▶ Activity: Scan the entries that follow for the word "date", then report every line in which it appears.

▶ Records shown:
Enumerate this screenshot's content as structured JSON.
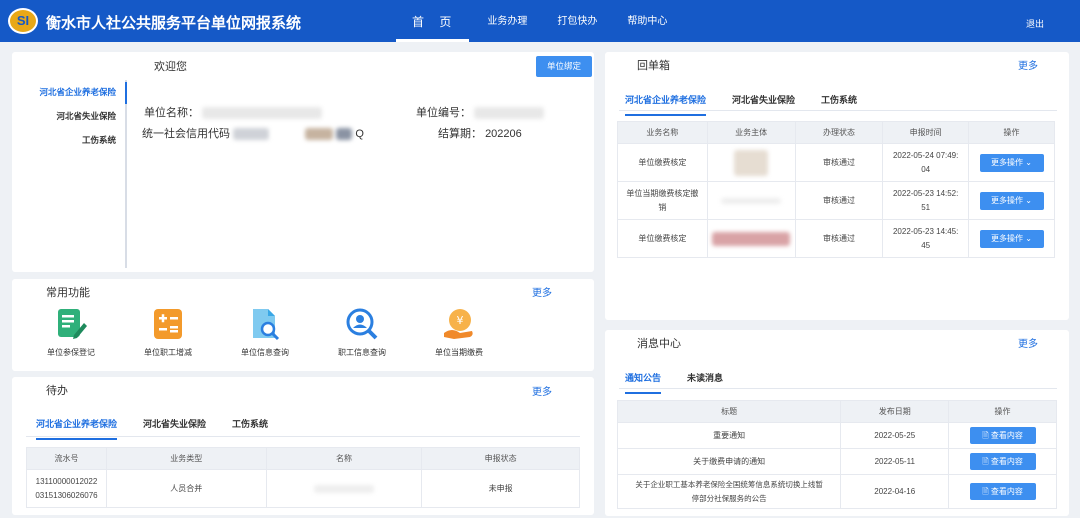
{
  "header": {
    "logo_text": "SI",
    "title": "衡水市人社公共服务平台单位网报系统",
    "nav": [
      "首 页",
      "业务办理",
      "打包快办",
      "帮助中心"
    ],
    "logout": "退出"
  },
  "welcome": {
    "title": "欢迎您",
    "button": "单位绑定",
    "tabs": [
      "河北省企业养老保险",
      "河北省失业保险",
      "工伤系统"
    ],
    "unit_name_label": "单位名称：",
    "unit_code_label": "单位编号：",
    "credit_code_label": "统一社会信用代码",
    "credit_code_tail": "Q",
    "settle_label": "结算期：",
    "settle_value": "202206"
  },
  "common": {
    "title": "常用功能",
    "more": "更多",
    "items": [
      {
        "label": "单位参保登记",
        "icon": "register-edit-icon",
        "color": "#2fb07a"
      },
      {
        "label": "单位职工增减",
        "icon": "calculator-icon",
        "color": "#f39a2b"
      },
      {
        "label": "单位信息查询",
        "icon": "document-search-icon",
        "color": "#39a7e6"
      },
      {
        "label": "职工信息查询",
        "icon": "person-search-icon",
        "color": "#2b7fe0"
      },
      {
        "label": "单位当期缴费",
        "icon": "yuan-payment-icon",
        "color": "#f0892a"
      }
    ]
  },
  "todo": {
    "title": "待办",
    "more": "更多",
    "tabs": [
      "河北省企业养老保险",
      "河北省失业保险",
      "工伤系统"
    ],
    "columns": [
      "流水号",
      "业务类型",
      "名称",
      "申报状态"
    ],
    "rows": [
      {
        "serial": "1311000001202203151306026076",
        "serial_line1": "13110000012022",
        "serial_line2": "03151306026076",
        "type": "人员合并",
        "name": "",
        "status": "未申报"
      }
    ]
  },
  "inbox": {
    "title": "回单箱",
    "more": "更多",
    "tabs": [
      "河北省企业养老保险",
      "河北省失业保险",
      "工伤系统"
    ],
    "columns": [
      "业务名称",
      "业务主体",
      "办理状态",
      "申报时间",
      "操作"
    ],
    "rows": [
      {
        "name": "单位缴费核定",
        "subject": "",
        "status": "审核通过",
        "time_line1": "2022-05-24 07:49:",
        "time_line2": "04",
        "action": "更多操作"
      },
      {
        "name_line1": "单位当期缴费核定撤",
        "name_line2": "销",
        "subject": "",
        "status": "审核通过",
        "time_line1": "2022-05-23 14:52:",
        "time_line2": "51",
        "action": "更多操作"
      },
      {
        "name": "单位缴费核定",
        "subject": "",
        "status": "审核通过",
        "time_line1": "2022-05-23 14:45:",
        "time_line2": "45",
        "action": "更多操作"
      }
    ]
  },
  "messages": {
    "title": "消息中心",
    "more": "更多",
    "tabs": [
      "通知公告",
      "未读消息"
    ],
    "columns": [
      "标题",
      "发布日期",
      "操作"
    ],
    "rows": [
      {
        "title": "重要通知",
        "date": "2022-05-25",
        "action": "查看内容"
      },
      {
        "title": "关于缴费申请的通知",
        "date": "2022-05-11",
        "action": "查看内容"
      },
      {
        "title_line1": "关于企业职工基本养老保险全国统筹信息系统切换上线暂",
        "title_line2": "停部分社保服务的公告",
        "date": "2022-04-16",
        "action": "查看内容"
      }
    ]
  },
  "colors": {
    "header_bg": "#1559c7",
    "accent": "#1f6fe0",
    "button": "#3d8ff0"
  }
}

▶ Task answer:
        "date": "2022-05-25",
        "date": "2022-05-11",
        "date": "2022-04-16",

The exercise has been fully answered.